History of infection before the onset of juvenile dermatomyositis: results from the National Institute of Arthritis and Musculoskeletal and Skin Diseases Research Registry.

Journal Article (Journal Article)

OBJECTIVE: To obtain data concerning a history of infection occurring in the 3 months before recognition of the typical weakness and rash associated with juvenile dermatomyositis (JDM). METHODS: Parents or caretakers of children within 6 months of JDM diagnosis were interviewed by the registry study nurse concerning their child's symptoms, environment, family background, and illness history.
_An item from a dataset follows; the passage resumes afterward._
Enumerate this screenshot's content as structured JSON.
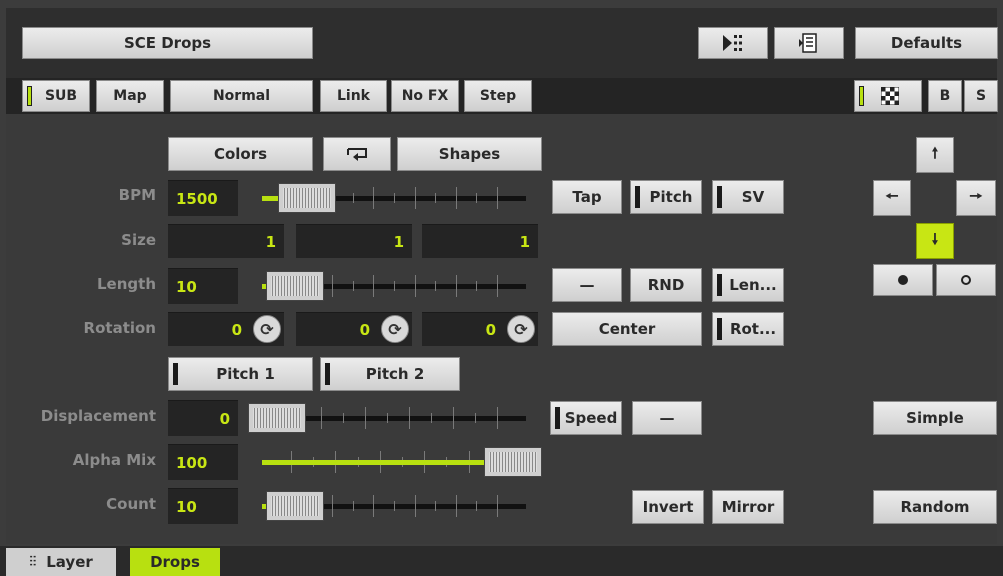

Physician medical records were reviewed, confirming the JDM diagnosis. RESULTS: Children for which both a parent interview and physician medical records at diagnosis were available (n = 286) were included. Diagnoses were as follows: definite/probable JDM (n = 234, 82%), possible JDM (n = 43, 15%), or rash only (n = 9, 3%). The group was predominantly white (71%) and had a girl:boy ratio of 2:1. Although the mean age at onset was 6.7 years for girls and 7.3 years for boys, 25% of the children were < or =4 years old at disease onset. In the 3 months before onset, 57% of the children had respiratory complaints, 30% had gastrointestinal symptoms, and 63% of children with these symptoms of infection were given antibiotics. CONCLUSION: This study provides evidence that JDM affects young children. The symptoms of the typical rash and weakness often follow a history of respiratory or gastrointestinal complaints. These data suggest that the response to an infectious process may be implicated in JDM disease pathogenesis.
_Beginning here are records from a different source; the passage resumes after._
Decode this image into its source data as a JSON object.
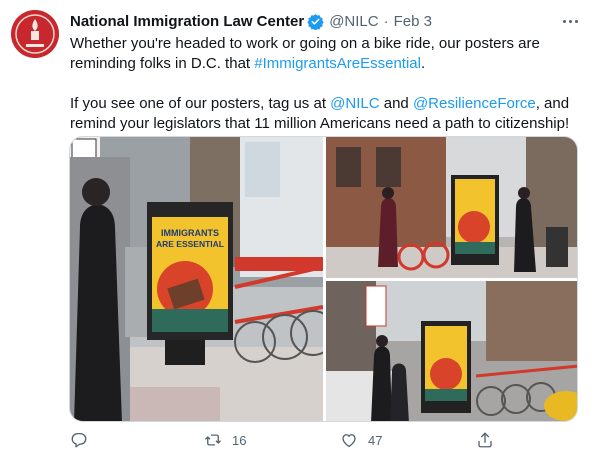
{
  "tweet": {
    "author_name": "National Immigration Law Center",
    "handle": "@NILC",
    "separator": "·",
    "date": "Feb 3",
    "line1_before": "Whether you're headed to work or going on a bike ride, our posters are reminding folks in D.C. that ",
    "hashtag": "#ImmigrantsAreEssential",
    "line1_after": ".",
    "line2_before": "If you see one of our posters, tag us at ",
    "mention_1": "@NILC",
    "line2_and": " and ",
    "mention_2": "@ResilienceForce",
    "line2_after": ", and remind your legislators that 11 million Americans need a path to citizenship!"
  },
  "poster": {
    "line1": "IMMIGRANTS",
    "line2": "ARE ESSENTIAL"
  },
  "actions": {
    "reply_count": "",
    "retweet_count": "16",
    "like_count": "47",
    "share_count": ""
  },
  "icons": {
    "avatar": "nilc-logo",
    "verified": "verified-badge-icon",
    "more": "more-dots-icon",
    "reply": "reply-icon",
    "retweet": "retweet-icon",
    "like": "heart-icon",
    "share": "share-icon"
  },
  "colors": {
    "link": "#1d9bf0",
    "muted": "#536471",
    "avatar_bg": "#c8282d",
    "poster_yellow": "#f3c32e",
    "poster_red": "#d8432a",
    "bike_red": "#d0392b"
  }
}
Full Text

Duke Authors

Cited Authors

  • Pachman, LM; Lipton, R; Ramsey-Goldman, R; Shamiyeh, E; Abbott, K; Mendez, EP; Dyer, A; Curdy, DM; Vogler, L; Reed, A; Cawkwell, G; Zemel, L; Sandborg, C; Rivas-Chacon, R; Hom, C; Ilowite, N; Gedalia, A; Gitlin, J; Borzy, M

Published Date

  • April 15, 2005

Published In

Volume / Issue

  • 53 / 2

Start / End Page

  • 166 - 172

PubMed ID

  • 15818654

International Standard Serial Number (ISSN)

  • 0004-3591

Digital Object Identifier (DOI)

  • 10.1002/art.21068


  • eng

Conference Location

  • United States